§ **Exercise objective**:
Output the whole listing below exactly, omitting the images.

------------------------------------------------------------

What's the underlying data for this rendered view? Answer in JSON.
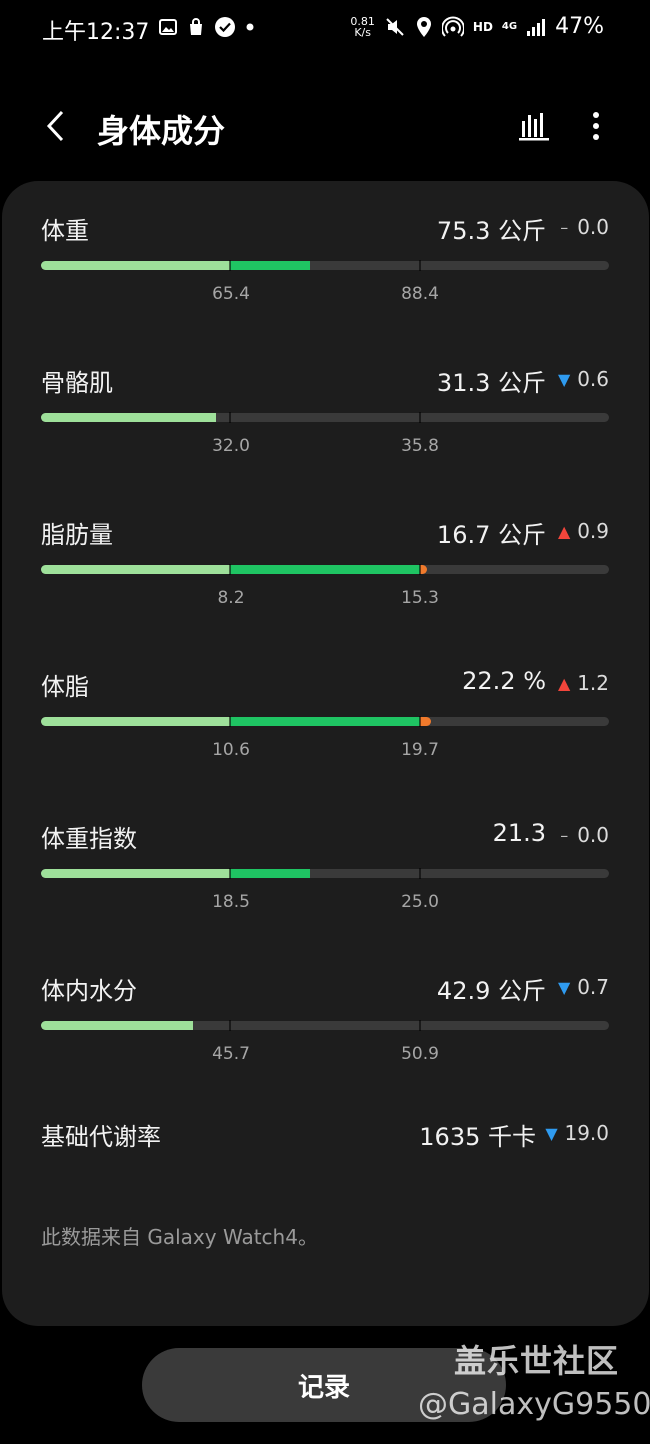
{
  "status_bar": {
    "time": "上午12:37",
    "net_speed_value": "0.81",
    "net_speed_unit": "K/s",
    "hd": "HD",
    "network": "4G",
    "battery": "47%"
  },
  "header": {
    "title": "身体成分"
  },
  "metrics": [
    {
      "label": "体重",
      "value": "75.3 公斤",
      "delta_dir": "flat",
      "delta_symbol": "–",
      "delta": "0.0",
      "ticks": [
        "65.4",
        "88.4"
      ],
      "fill_light": 0.333,
      "fill_green": 0.474,
      "fill_orange": 0
    },
    {
      "label": "骨骼肌",
      "value": "31.3 公斤",
      "delta_dir": "down",
      "delta_symbol": "▼",
      "delta": "0.6",
      "ticks": [
        "32.0",
        "35.8"
      ],
      "fill_light": 0.308,
      "fill_green": 0.308,
      "fill_orange": 0
    },
    {
      "label": "脂肪量",
      "value": "16.7 公斤",
      "delta_dir": "up",
      "delta_symbol": "▲",
      "delta": "0.9",
      "ticks": [
        "8.2",
        "15.3"
      ],
      "fill_light": 0.333,
      "fill_green": 0.667,
      "fill_orange": 0.68
    },
    {
      "label": "体脂",
      "value": "22.2 %",
      "delta_dir": "up",
      "delta_symbol": "▲",
      "delta": "1.2",
      "ticks": [
        "10.6",
        "19.7"
      ],
      "fill_light": 0.333,
      "fill_green": 0.667,
      "fill_orange": 0.687
    },
    {
      "label": "体重指数",
      "value": "21.3",
      "delta_dir": "flat",
      "delta_symbol": "–",
      "delta": "0.0",
      "ticks": [
        "18.5",
        "25.0"
      ],
      "fill_light": 0.333,
      "fill_green": 0.474,
      "fill_orange": 0
    },
    {
      "label": "体内水分",
      "value": "42.9 公斤",
      "delta_dir": "down",
      "delta_symbol": "▼",
      "delta": "0.7",
      "ticks": [
        "45.7",
        "50.9"
      ],
      "fill_light": 0.268,
      "fill_green": 0.268,
      "fill_orange": 0
    }
  ],
  "bmr": {
    "label": "基础代谢率",
    "value": "1635 千卡",
    "delta_dir": "down",
    "delta_symbol": "▼",
    "delta": "19.0"
  },
  "source_note": "此数据来自 Galaxy Watch4。",
  "record_button": "记录",
  "watermark": {
    "title": "盖乐世社区",
    "handle": "@GalaxyG9550"
  },
  "colors": {
    "background": "#000000",
    "card": "#1d1d1d",
    "bar_track": "#3a3a3a",
    "bar_light": "#9ee09a",
    "bar_green": "#1fc463",
    "bar_orange": "#f07a2c",
    "delta_down": "#2f9bf0",
    "delta_up": "#f2453b"
  }
}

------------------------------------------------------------

§ **Your solution**:
What's the underlying data for this rendered view? Answer in JSON.
{
  "status_bar": {
    "time": "上午12:37",
    "net_speed_value": "0.81",
    "net_speed_unit": "K/s",
    "hd": "HD",
    "network": "4G",
    "battery": "47%"
  },
  "header": {
    "title": "身体成分"
  },
  "metrics": [
    {
      "label": "体重",
      "value": "75.3 公斤",
      "delta_dir": "flat",
      "delta_symbol": "–",
      "delta": "0.0",
      "ticks": [
        "65.4",
        "88.4"
      ],
      "fill_light": 0.333,
      "fill_green": 0.474,
      "fill_orange": 0
    },
    {
      "label": "骨骼肌",
      "value": "31.3 公斤",
      "delta_dir": "down",
      "delta_symbol": "▼",
      "delta": "0.6",
      "ticks": [
        "32.0",
        "35.8"
      ],
      "fill_light": 0.308,
      "fill_green": 0.308,
      "fill_orange": 0
    },
    {
      "label": "脂肪量",
      "value": "16.7 公斤",
      "delta_dir": "up",
      "delta_symbol": "▲",
      "delta": "0.9",
      "ticks": [
        "8.2",
        "15.3"
      ],
      "fill_light": 0.333,
      "fill_green": 0.667,
      "fill_orange": 0.68
    },
    {
      "label": "体脂",
      "value": "22.2 %",
      "delta_dir": "up",
      "delta_symbol": "▲",
      "delta": "1.2",
      "ticks": [
        "10.6",
        "19.7"
      ],
      "fill_light": 0.333,
      "fill_green": 0.667,
      "fill_orange": 0.687
    },
    {
      "label": "体重指数",
      "value": "21.3",
      "delta_dir": "flat",
      "delta_symbol": "–",
      "delta": "0.0",
      "ticks": [
        "18.5",
        "25.0"
      ],
      "fill_light": 0.333,
      "fill_green": 0.474,
      "fill_orange": 0
    },
    {
      "label": "体内水分",
      "value": "42.9 公斤",
      "delta_dir": "down",
      "delta_symbol": "▼",
      "delta": "0.7",
      "ticks": [
        "45.7",
        "50.9"
      ],
      "fill_light": 0.268,
      "fill_green": 0.268,
      "fill_orange": 0
    }
  ],
  "bmr": {
    "label": "基础代谢率",
    "value": "1635 千卡",
    "delta_dir": "down",
    "delta_symbol": "▼",
    "delta": "19.0"
  },
  "source_note": "此数据来自 Galaxy Watch4。",
  "record_button": "记录",
  "watermark": {
    "title": "盖乐世社区",
    "handle": "@GalaxyG9550"
  },
  "colors": {
    "background": "#000000",
    "card": "#1d1d1d",
    "bar_track": "#3a3a3a",
    "bar_light": "#9ee09a",
    "bar_green": "#1fc463",
    "bar_orange": "#f07a2c",
    "delta_down": "#2f9bf0",
    "delta_up": "#f2453b"
  }
}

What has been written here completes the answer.